INSTRUCTIONS FOR THE TASK:
Return all the records, each one exactly as given.

Entries from a dataset of interfaces:
------------------------------

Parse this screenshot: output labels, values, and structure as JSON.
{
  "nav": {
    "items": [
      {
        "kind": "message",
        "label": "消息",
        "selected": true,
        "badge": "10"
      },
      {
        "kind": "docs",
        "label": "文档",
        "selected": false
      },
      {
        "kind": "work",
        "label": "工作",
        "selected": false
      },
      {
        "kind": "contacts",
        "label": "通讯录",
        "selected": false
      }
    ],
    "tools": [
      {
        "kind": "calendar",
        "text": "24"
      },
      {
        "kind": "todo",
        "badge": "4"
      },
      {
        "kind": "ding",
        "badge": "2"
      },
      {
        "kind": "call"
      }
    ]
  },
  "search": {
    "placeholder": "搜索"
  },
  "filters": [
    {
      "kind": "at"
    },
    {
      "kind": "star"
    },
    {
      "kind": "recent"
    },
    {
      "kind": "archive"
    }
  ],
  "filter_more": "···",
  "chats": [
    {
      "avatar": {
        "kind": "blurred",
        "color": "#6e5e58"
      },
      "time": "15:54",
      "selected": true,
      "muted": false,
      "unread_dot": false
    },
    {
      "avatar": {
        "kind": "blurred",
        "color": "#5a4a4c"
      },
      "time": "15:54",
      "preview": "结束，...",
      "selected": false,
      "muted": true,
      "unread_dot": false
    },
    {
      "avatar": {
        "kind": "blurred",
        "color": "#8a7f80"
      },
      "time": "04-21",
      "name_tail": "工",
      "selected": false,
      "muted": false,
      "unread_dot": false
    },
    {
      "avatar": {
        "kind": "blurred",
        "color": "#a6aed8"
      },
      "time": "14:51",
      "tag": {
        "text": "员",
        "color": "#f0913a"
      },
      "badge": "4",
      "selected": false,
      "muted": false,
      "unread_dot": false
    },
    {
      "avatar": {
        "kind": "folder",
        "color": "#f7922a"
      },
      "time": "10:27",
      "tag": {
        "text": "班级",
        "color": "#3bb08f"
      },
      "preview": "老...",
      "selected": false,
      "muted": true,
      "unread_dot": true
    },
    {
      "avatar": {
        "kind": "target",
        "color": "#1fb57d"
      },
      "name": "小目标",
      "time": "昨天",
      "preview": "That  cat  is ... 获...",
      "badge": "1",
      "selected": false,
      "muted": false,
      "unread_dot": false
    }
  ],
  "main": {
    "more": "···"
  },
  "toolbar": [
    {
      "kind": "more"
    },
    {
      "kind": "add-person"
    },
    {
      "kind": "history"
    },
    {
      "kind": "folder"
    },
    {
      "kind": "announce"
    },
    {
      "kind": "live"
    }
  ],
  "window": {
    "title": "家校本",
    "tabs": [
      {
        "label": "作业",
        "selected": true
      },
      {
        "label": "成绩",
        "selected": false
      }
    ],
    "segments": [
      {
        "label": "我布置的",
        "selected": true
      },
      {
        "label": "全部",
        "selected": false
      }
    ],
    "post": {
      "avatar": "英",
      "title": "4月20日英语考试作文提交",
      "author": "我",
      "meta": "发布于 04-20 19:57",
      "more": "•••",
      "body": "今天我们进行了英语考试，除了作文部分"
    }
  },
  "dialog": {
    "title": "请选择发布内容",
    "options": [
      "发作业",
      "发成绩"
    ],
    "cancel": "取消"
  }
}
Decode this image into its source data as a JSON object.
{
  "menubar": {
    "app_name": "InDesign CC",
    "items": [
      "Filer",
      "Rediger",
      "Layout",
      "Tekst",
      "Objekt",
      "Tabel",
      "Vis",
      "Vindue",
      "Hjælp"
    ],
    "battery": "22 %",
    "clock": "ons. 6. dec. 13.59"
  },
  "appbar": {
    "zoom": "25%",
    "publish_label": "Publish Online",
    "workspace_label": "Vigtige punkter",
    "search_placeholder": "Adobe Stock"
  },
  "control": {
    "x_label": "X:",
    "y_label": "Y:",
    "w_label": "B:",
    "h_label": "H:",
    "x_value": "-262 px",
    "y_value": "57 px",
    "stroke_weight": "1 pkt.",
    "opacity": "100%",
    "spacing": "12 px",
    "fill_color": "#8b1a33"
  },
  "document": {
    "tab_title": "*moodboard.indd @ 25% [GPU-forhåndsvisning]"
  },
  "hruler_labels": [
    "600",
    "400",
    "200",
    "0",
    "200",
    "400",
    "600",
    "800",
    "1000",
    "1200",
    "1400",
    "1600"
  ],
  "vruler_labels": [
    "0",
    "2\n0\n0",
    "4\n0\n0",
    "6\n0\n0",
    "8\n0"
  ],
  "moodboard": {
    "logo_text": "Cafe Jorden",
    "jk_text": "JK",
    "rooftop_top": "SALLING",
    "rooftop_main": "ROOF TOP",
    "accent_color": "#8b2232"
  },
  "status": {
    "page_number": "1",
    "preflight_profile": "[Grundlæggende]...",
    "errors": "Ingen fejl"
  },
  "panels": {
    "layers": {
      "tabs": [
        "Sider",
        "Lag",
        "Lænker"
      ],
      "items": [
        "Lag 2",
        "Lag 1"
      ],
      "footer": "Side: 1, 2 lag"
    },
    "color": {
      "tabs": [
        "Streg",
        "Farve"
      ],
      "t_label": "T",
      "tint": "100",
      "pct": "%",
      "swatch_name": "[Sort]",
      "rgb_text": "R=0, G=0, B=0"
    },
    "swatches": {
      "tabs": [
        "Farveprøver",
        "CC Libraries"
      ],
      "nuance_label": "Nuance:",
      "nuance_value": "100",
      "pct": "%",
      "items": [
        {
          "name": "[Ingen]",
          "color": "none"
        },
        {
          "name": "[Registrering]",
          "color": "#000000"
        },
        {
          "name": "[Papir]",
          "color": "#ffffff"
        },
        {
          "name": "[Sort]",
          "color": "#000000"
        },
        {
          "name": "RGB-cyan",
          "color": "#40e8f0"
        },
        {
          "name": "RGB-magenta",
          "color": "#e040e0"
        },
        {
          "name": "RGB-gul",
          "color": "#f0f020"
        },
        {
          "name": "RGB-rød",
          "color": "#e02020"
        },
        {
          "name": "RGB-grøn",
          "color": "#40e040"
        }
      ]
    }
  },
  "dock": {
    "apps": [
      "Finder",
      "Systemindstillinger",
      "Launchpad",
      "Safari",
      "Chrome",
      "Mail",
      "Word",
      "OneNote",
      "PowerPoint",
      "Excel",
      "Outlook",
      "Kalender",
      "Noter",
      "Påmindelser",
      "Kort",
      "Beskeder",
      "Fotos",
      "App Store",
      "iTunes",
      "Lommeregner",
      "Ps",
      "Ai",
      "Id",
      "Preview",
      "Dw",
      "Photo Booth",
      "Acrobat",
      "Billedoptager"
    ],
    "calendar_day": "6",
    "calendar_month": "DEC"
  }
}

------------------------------

TASK RESULT:
Parse this screenshot: output labels, values, and structure as JSON.
{
  "nav": {
    "items": [
      {
        "kind": "message",
        "label": "消息",
        "selected": true,
        "badge": "10"
      },
      {
        "kind": "docs",
        "label": "文档",
        "selected": false
      },
      {
        "kind": "work",
        "label": "工作",
        "selected": false
      },
      {
        "kind": "contacts",
        "label": "通讯录",
        "selected": false
      }
    ],
    "tools": [
      {
        "kind": "calendar",
        "text": "24"
      },
      {
        "kind": "todo",
        "badge": "4"
      },
      {
        "kind": "ding",
        "badge": "2"
      },
      {
        "kind": "call"
      }
    ]
  },
  "search": {
    "placeholder": "搜索"
  },
  "filters": [
    {
      "kind": "at"
    },
    {
      "kind": "star"
    },
    {
      "kind": "recent"
    },
    {
      "kind": "archive"
    }
  ],
  "filter_more": "···",
  "chats": [
    {
      "avatar": {
        "kind": "blurred",
        "color": "#6e5e58"
      },
      "time": "15:54",
      "selected": true,
      "muted": false,
      "unread_dot": false
    },
    {
      "avatar": {
        "kind": "blurred",
        "color": "#5a4a4c"
      },
      "time": "15:54",
      "preview": "结束，...",
      "selected": false,
      "muted": true,
      "unread_dot": false
    },
    {
      "avatar": {
        "kind": "blurred",
        "color": "#8a7f80"
      },
      "time": "04-21",
      "name_tail": "工",
      "selected": false,
      "muted": false,
      "unread_dot": false
    },
    {
      "avatar": {
        "kind": "blurred",
        "color": "#a6aed8"
      },
      "time": "14:51",
      "tag": {
        "text": "员",
        "color": "#f0913a"
      },
      "badge": "4",
      "selected": false,
      "muted": false,
      "unread_dot": false
    },
    {
      "avatar": {
        "kind": "folder",
        "color": "#f7922a"
      },
      "time": "10:27",
      "tag": {
        "text": "班级",
        "color": "#3bb08f"
      },
      "preview": "老...",
      "selected": false,
      "muted": true,
      "unread_dot": true
    },
    {
      "avatar": {
        "kind": "target",
        "color": "#1fb57d"
      },
      "name": "小目标",
      "time": "昨天",
      "preview": "That  cat  is ... 获...",
      "badge": "1",
      "selected": false,
      "muted": false,
      "unread_dot": false
    }
  ],
  "main": {
    "more": "···"
  },
  "toolbar": [
    {
      "kind": "more"
    },
    {
      "kind": "add-person"
    },
    {
      "kind": "history"
    },
    {
      "kind": "folder"
    },
    {
      "kind": "announce"
    },
    {
      "kind": "live"
    }
  ],
  "window": {
    "title": "家校本",
    "tabs": [
      {
        "label": "作业",
        "selected": true
      },
      {
        "label": "成绩",
        "selected": false
      }
    ],
    "segments": [
      {
        "label": "我布置的",
        "selected": true
      },
      {
        "label": "全部",
        "selected": false
      }
    ],
    "post": {
      "avatar": "英",
      "title": "4月20日英语考试作文提交",
      "author": "我",
      "meta": "发布于 04-20 19:57",
      "more": "•••",
      "body": "今天我们进行了英语考试，除了作文部分"
    }
  },
  "dialog": {
    "title": "请选择发布内容",
    "options": [
      "发作业",
      "发成绩"
    ],
    "cancel": "取消"
  }
}
Decode this image into its source data as a JSON object.
{
  "menubar": {
    "app_name": "InDesign CC",
    "items": [
      "Filer",
      "Rediger",
      "Layout",
      "Tekst",
      "Objekt",
      "Tabel",
      "Vis",
      "Vindue",
      "Hjælp"
    ],
    "battery": "22 %",
    "clock": "ons. 6. dec. 13.59"
  },
  "appbar": {
    "zoom": "25%",
    "publish_label": "Publish Online",
    "workspace_label": "Vigtige punkter",
    "search_placeholder": "Adobe Stock"
  },
  "control": {
    "x_label": "X:",
    "y_label": "Y:",
    "w_label": "B:",
    "h_label": "H:",
    "x_value": "-262 px",
    "y_value": "57 px",
    "stroke_weight": "1 pkt.",
    "opacity": "100%",
    "spacing": "12 px",
    "fill_color": "#8b1a33"
  },
  "document": {
    "tab_title": "*moodboard.indd @ 25% [GPU-forhåndsvisning]"
  },
  "hruler_labels": [
    "600",
    "400",
    "200",
    "0",
    "200",
    "400",
    "600",
    "800",
    "1000",
    "1200",
    "1400",
    "1600"
  ],
  "vruler_labels": [
    "0",
    "2\n0\n0",
    "4\n0\n0",
    "6\n0\n0",
    "8\n0"
  ],
  "moodboard": {
    "logo_text": "Cafe Jorden",
    "jk_text": "JK",
    "rooftop_top": "SALLING",
    "rooftop_main": "ROOF TOP",
    "accent_color": "#8b2232"
  },
  "status": {
    "page_number": "1",
    "preflight_profile": "[Grundlæggende]...",
    "errors": "Ingen fejl"
  },
  "panels": {
    "layers": {
      "tabs": [
        "Sider",
        "Lag",
        "Lænker"
      ],
      "items": [
        "Lag 2",
        "Lag 1"
      ],
      "footer": "Side: 1, 2 lag"
    },
    "color": {
      "tabs": [
        "Streg",
        "Farve"
      ],
      "t_label": "T",
      "tint": "100",
      "pct": "%",
      "swatch_name": "[Sort]",
      "rgb_text": "R=0, G=0, B=0"
    },
    "swatches": {
      "tabs": [
        "Farveprøver",
        "CC Libraries"
      ],
      "nuance_label": "Nuance:",
      "nuance_value": "100",
      "pct": "%",
      "items": [
        {
          "name": "[Ingen]",
          "color": "none"
        },
        {
          "name": "[Registrering]",
          "color": "#000000"
        },
        {
          "name": "[Papir]",
          "color": "#ffffff"
        },
        {
          "name": "[Sort]",
          "color": "#000000"
        },
        {
          "name": "RGB-cyan",
          "color": "#40e8f0"
        },
        {
          "name": "RGB-magenta",
          "color": "#e040e0"
        },
        {
          "name": "RGB-gul",
          "color": "#f0f020"
        },
        {
          "name": "RGB-rød",
          "color": "#e02020"
        },
        {
          "name": "RGB-grøn",
          "color": "#40e040"
        }
      ]
    }
  },
  "dock": {
    "apps": [
      "Finder",
      "Systemindstillinger",
      "Launchpad",
      "Safari",
      "Chrome",
      "Mail",
      "Word",
      "OneNote",
      "PowerPoint",
      "Excel",
      "Outlook",
      "Kalender",
      "Noter",
      "Påmindelser",
      "Kort",
      "Beskeder",
      "Fotos",
      "App Store",
      "iTunes",
      "Lommeregner",
      "Ps",
      "Ai",
      "Id",
      "Preview",
      "Dw",
      "Photo Booth",
      "Acrobat",
      "Billedoptager"
    ],
    "calendar_day": "6",
    "calendar_month": "DEC"
  }
}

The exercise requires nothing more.